**TASK TO COMPLETE**.
Would you please retype the records that follow, word for word?

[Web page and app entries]
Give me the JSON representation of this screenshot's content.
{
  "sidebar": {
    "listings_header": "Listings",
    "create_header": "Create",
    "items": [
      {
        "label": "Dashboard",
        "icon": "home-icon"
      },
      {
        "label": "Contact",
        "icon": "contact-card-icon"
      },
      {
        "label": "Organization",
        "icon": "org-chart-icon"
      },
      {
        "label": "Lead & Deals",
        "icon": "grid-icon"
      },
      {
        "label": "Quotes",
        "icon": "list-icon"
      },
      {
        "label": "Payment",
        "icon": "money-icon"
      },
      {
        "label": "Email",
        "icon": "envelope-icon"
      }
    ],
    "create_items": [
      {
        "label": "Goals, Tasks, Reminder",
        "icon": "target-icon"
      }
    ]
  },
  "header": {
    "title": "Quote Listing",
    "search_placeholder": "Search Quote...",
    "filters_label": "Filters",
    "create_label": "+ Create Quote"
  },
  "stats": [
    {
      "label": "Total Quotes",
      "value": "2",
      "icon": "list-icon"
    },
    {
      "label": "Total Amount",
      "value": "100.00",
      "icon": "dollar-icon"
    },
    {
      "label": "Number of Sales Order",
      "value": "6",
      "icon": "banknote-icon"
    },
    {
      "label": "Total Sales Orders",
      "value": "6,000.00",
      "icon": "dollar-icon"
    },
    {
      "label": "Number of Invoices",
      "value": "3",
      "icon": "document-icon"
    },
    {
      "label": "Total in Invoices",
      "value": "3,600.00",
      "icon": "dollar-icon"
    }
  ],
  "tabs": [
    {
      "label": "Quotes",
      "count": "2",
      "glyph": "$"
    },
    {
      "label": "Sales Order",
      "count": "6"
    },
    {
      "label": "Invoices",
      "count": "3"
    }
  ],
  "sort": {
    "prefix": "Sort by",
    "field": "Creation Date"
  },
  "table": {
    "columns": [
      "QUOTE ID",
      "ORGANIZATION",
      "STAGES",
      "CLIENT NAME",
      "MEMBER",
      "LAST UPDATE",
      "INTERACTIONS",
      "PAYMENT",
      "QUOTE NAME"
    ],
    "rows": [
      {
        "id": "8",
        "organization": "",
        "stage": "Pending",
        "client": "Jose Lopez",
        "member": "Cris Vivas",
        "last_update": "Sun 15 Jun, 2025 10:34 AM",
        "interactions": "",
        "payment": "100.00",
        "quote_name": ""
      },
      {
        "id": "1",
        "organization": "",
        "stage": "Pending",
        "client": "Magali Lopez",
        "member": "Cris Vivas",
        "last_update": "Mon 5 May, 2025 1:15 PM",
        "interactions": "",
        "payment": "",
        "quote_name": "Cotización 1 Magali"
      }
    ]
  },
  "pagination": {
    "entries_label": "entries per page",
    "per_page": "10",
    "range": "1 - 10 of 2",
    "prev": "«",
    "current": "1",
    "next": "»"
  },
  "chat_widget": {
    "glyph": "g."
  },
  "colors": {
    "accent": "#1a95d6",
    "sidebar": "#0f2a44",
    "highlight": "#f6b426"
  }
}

**RESPONSE FOR THIS EXERCISE**.
Give me the JSON representation of this screenshot's content.
{
  "sidebar": {
    "listings_header": "Listings",
    "create_header": "Create",
    "items": [
      {
        "label": "Dashboard",
        "icon": "home-icon"
      },
      {
        "label": "Contact",
        "icon": "contact-card-icon"
      },
      {
        "label": "Organization",
        "icon": "org-chart-icon"
      },
      {
        "label": "Lead & Deals",
        "icon": "grid-icon"
      },
      {
        "label": "Quotes",
        "icon": "list-icon"
      },
      {
        "label": "Payment",
        "icon": "money-icon"
      },
      {
        "label": "Email",
        "icon": "envelope-icon"
      }
    ],
    "create_items": [
      {
        "label": "Goals, Tasks, Reminder",
        "icon": "target-icon"
      }
    ]
  },
  "header": {
    "title": "Quote Listing",
    "search_placeholder": "Search Quote...",
    "filters_label": "Filters",
    "create_label": "+ Create Quote"
  },
  "stats": [
    {
      "label": "Total Quotes",
      "value": "2",
      "icon": "list-icon"
    },
    {
      "label": "Total Amount",
      "value": "100.00",
      "icon": "dollar-icon"
    },
    {
      "label": "Number of Sales Order",
      "value": "6",
      "icon": "banknote-icon"
    },
    {
      "label": "Total Sales Orders",
      "value": "6,000.00",
      "icon": "dollar-icon"
    },
    {
      "label": "Number of Invoices",
      "value": "3",
      "icon": "document-icon"
    },
    {
      "label": "Total in Invoices",
      "value": "3,600.00",
      "icon": "dollar-icon"
    }
  ],
  "tabs": [
    {
      "label": "Quotes",
      "count": "2",
      "glyph": "$"
    },
    {
      "label": "Sales Order",
      "count": "6"
    },
    {
      "label": "Invoices",
      "count": "3"
    }
  ],
  "sort": {
    "prefix": "Sort by",
    "field": "Creation Date"
  },
  "table": {
    "columns": [
      "QUOTE ID",
      "ORGANIZATION",
      "STAGES",
      "CLIENT NAME",
      "MEMBER",
      "LAST UPDATE",
      "INTERACTIONS",
      "PAYMENT",
      "QUOTE NAME"
    ],
    "rows": [
      {
        "id": "8",
        "organization": "",
        "stage": "Pending",
        "client": "Jose Lopez",
        "member": "Cris Vivas",
        "last_update": "Sun 15 Jun, 2025 10:34 AM",
        "interactions": "",
        "payment": "100.00",
        "quote_name": ""
      },
      {
        "id": "1",
        "organization": "",
        "stage": "Pending",
        "client": "Magali Lopez",
        "member": "Cris Vivas",
        "last_update": "Mon 5 May, 2025 1:15 PM",
        "interactions": "",
        "payment": "",
        "quote_name": "Cotización 1 Magali"
      }
    ]
  },
  "pagination": {
    "entries_label": "entries per page",
    "per_page": "10",
    "range": "1 - 10 of 2",
    "prev": "«",
    "current": "1",
    "next": "»"
  },
  "chat_widget": {
    "glyph": "g."
  },
  "colors": {
    "accent": "#1a95d6",
    "sidebar": "#0f2a44",
    "highlight": "#f6b426"
  }
}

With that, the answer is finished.